• [Prompt]: Each entry is to be retyped exactly as it appears. Leave the images out.

• [Data for review]:
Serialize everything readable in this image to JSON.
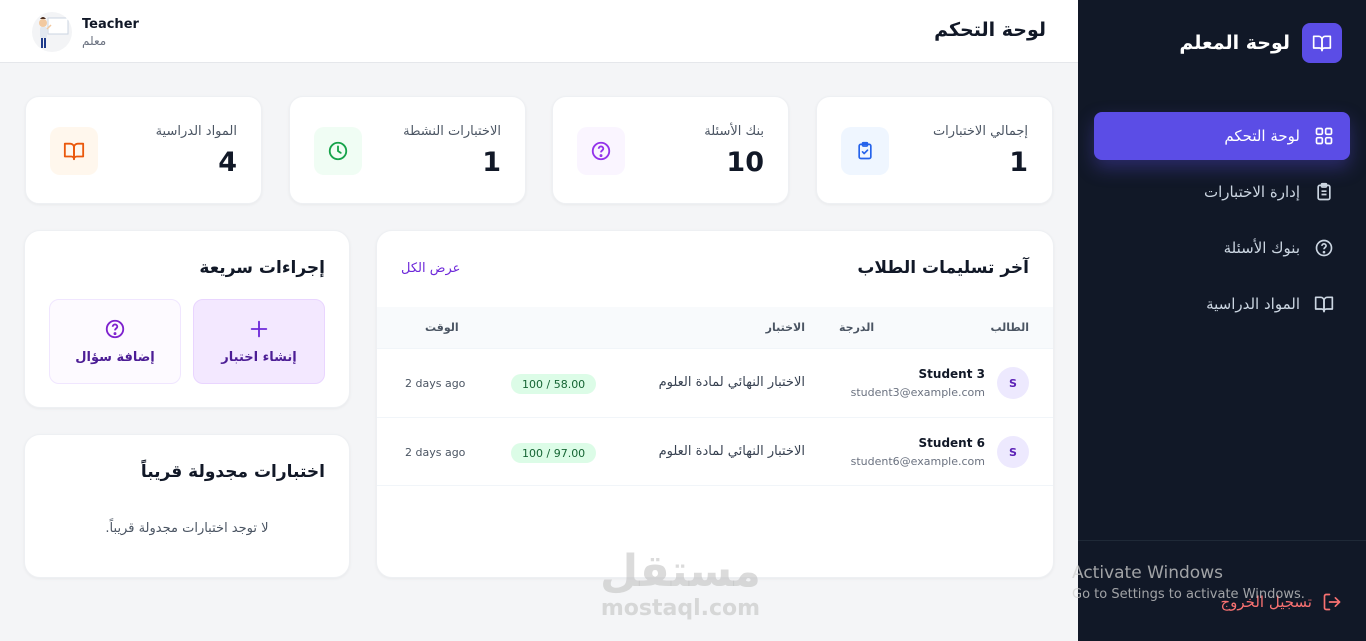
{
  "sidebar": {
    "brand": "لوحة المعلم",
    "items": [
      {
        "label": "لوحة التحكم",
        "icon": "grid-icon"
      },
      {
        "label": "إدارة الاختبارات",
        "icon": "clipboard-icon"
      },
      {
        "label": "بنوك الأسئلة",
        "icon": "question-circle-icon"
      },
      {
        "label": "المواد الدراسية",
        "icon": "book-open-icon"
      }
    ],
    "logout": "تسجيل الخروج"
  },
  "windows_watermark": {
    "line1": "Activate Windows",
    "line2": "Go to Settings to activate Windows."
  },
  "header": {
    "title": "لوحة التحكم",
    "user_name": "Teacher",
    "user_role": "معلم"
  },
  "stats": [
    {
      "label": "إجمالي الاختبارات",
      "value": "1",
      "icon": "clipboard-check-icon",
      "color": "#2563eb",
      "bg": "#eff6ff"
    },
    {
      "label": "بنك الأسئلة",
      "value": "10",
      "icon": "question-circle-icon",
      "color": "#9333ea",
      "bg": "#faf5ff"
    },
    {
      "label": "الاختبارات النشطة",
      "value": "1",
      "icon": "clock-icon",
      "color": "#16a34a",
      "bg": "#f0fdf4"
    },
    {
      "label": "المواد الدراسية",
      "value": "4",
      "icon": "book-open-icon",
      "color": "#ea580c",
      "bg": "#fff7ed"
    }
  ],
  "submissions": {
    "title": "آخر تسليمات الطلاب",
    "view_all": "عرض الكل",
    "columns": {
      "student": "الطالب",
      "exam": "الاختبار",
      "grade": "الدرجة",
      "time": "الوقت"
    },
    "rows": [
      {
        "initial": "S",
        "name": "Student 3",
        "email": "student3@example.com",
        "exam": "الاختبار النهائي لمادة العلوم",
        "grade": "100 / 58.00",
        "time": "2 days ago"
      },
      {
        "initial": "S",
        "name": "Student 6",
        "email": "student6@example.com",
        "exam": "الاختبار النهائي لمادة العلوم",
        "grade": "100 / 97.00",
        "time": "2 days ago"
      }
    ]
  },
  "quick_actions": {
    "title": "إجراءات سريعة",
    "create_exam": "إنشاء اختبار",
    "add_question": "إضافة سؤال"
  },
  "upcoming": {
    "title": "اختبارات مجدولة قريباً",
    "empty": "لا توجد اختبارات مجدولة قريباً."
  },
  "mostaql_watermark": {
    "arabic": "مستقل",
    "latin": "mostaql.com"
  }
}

• [Exercise solution]:
Serialize everything readable in this image to JSON.
{
  "sidebar": {
    "brand": "لوحة المعلم",
    "items": [
      {
        "label": "لوحة التحكم",
        "icon": "grid-icon"
      },
      {
        "label": "إدارة الاختبارات",
        "icon": "clipboard-icon"
      },
      {
        "label": "بنوك الأسئلة",
        "icon": "question-circle-icon"
      },
      {
        "label": "المواد الدراسية",
        "icon": "book-open-icon"
      }
    ],
    "logout": "تسجيل الخروج"
  },
  "windows_watermark": {
    "line1": "Activate Windows",
    "line2": "Go to Settings to activate Windows."
  },
  "header": {
    "title": "لوحة التحكم",
    "user_name": "Teacher",
    "user_role": "معلم"
  },
  "stats": [
    {
      "label": "إجمالي الاختبارات",
      "value": "1",
      "icon": "clipboard-check-icon",
      "color": "#2563eb",
      "bg": "#eff6ff"
    },
    {
      "label": "بنك الأسئلة",
      "value": "10",
      "icon": "question-circle-icon",
      "color": "#9333ea",
      "bg": "#faf5ff"
    },
    {
      "label": "الاختبارات النشطة",
      "value": "1",
      "icon": "clock-icon",
      "color": "#16a34a",
      "bg": "#f0fdf4"
    },
    {
      "label": "المواد الدراسية",
      "value": "4",
      "icon": "book-open-icon",
      "color": "#ea580c",
      "bg": "#fff7ed"
    }
  ],
  "submissions": {
    "title": "آخر تسليمات الطلاب",
    "view_all": "عرض الكل",
    "columns": {
      "student": "الطالب",
      "exam": "الاختبار",
      "grade": "الدرجة",
      "time": "الوقت"
    },
    "rows": [
      {
        "initial": "S",
        "name": "Student 3",
        "email": "student3@example.com",
        "exam": "الاختبار النهائي لمادة العلوم",
        "grade": "100 / 58.00",
        "time": "2 days ago"
      },
      {
        "initial": "S",
        "name": "Student 6",
        "email": "student6@example.com",
        "exam": "الاختبار النهائي لمادة العلوم",
        "grade": "100 / 97.00",
        "time": "2 days ago"
      }
    ]
  },
  "quick_actions": {
    "title": "إجراءات سريعة",
    "create_exam": "إنشاء اختبار",
    "add_question": "إضافة سؤال"
  },
  "upcoming": {
    "title": "اختبارات مجدولة قريباً",
    "empty": "لا توجد اختبارات مجدولة قريباً."
  },
  "mostaql_watermark": {
    "arabic": "مستقل",
    "latin": "mostaql.com"
  }
}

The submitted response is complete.